My wife, for very valid reasons, left the research for her first decent bike to me.
I narrowed it down to Trek 7100, Marin Kentfield, Specialized crossroads. All had Women Specific Design (WSD) variants, and we decided to not care about WSD, but buy the one that fits her best. I actually did not even look at the geometries to find the difference between the mens and the womens bikes.
And then, at the bike shop, I let us talked into buying a Trek 7200 FX, even though she was a little unsure about how comfortable the saddle was. Later, after comign back home, I looked up the specs, and the geometry is a trace different. In retrospect, the LBS probably did not have a WSD bike set up: the only WSD bike she tried there was a Trek 7000. I attributed the saddle discomfort to the fact that she was riding for the first time.
I dont have a specific question, and want to leave this open ended. Any experiences with the difference WSD makes? Any suggestions on how I can help her if she really finds the bike uncomfortable after extended riding? I would appreciate any help.
WSD is a shorter bike for the same "size", mostly in a shorter top tube.

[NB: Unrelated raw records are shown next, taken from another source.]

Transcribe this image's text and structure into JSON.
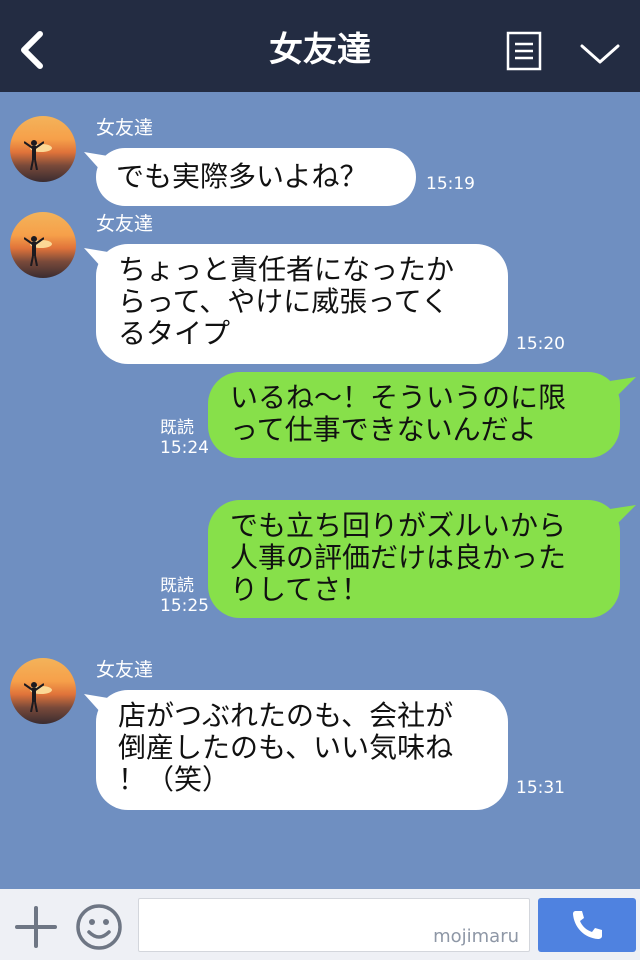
{
  "header": {
    "title": "女友達",
    "icons": [
      "back-chevron-icon",
      "menu-icon",
      "chevron-down-icon"
    ]
  },
  "messages": [
    {
      "sender": "女友達",
      "direction": "incoming",
      "lines": [
        "でも実際多いよね？"
      ],
      "time": "15:19"
    },
    {
      "sender": "女友達",
      "direction": "incoming",
      "lines": [
        "ちょっと責任者になったか",
        "らって、やけに威張ってく",
        "るタイプ"
      ],
      "time": "15:20"
    },
    {
      "direction": "outgoing",
      "read": "既読",
      "time": "15:24",
      "lines": [
        "いるね〜！そういうのに限",
        "って仕事できないんだよ"
      ]
    },
    {
      "direction": "outgoing",
      "read": "既読",
      "time": "15:25",
      "lines": [
        "でも立ち回りがズルいから",
        "人事の評価だけは良かった",
        "りしてさ！"
      ]
    },
    {
      "sender": "女友達",
      "direction": "incoming",
      "lines": [
        "店がつぶれたのも、会社が",
        "倒産したのも、いい気味ね",
        "！（笑）"
      ],
      "time": "15:31"
    }
  ],
  "footer": {
    "input_value": "",
    "watermark": "mojimaru",
    "icons": [
      "plus-icon",
      "emoji-icon",
      "phone-icon"
    ]
  },
  "colors": {
    "header_bg": "#232c42",
    "chat_bg": "#6f8fc1",
    "incoming_bubble": "#ffffff",
    "outgoing_bubble": "#87e04a",
    "send_button": "#4f82e0"
  }
}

This is really needed more for smaller women.
The length of a bike determines how stretched out the rider is.
Many women have more leg than torso and can be very stretched out on "normal" bikes.
For fitness and riding around, the ideal riding position is likely to be somewhere between a racing crouch and a leisure riders upright position, ie a touring position with the back at about 45 degrees with flexed elbows and relaxed shoulders.
When setting up the bike position you fit the bike to the rider, not the other way round.
You start with setting the saddle relative to the pedals, then you set the bars relative to the saddle.
The bars can be above or below the saddle but level is a good starting point.
2003 Specialized Hardrock, 2004 LOOK KG386i, 2005 Iron Horse Warrior Expert, 2009 Pedal Force CX1
Most discomfort on bikes can be traced to the saddle. If that's the source of the problem, simply replace it with a women's specific design (wider at the back for their wider sit bone placement). Assuming you bought her the right size frame, you should be able to swap components to make it perfect if the geometry is a bit off (you'd probably be making the same changes on the WSD model so don't think you are wasting money).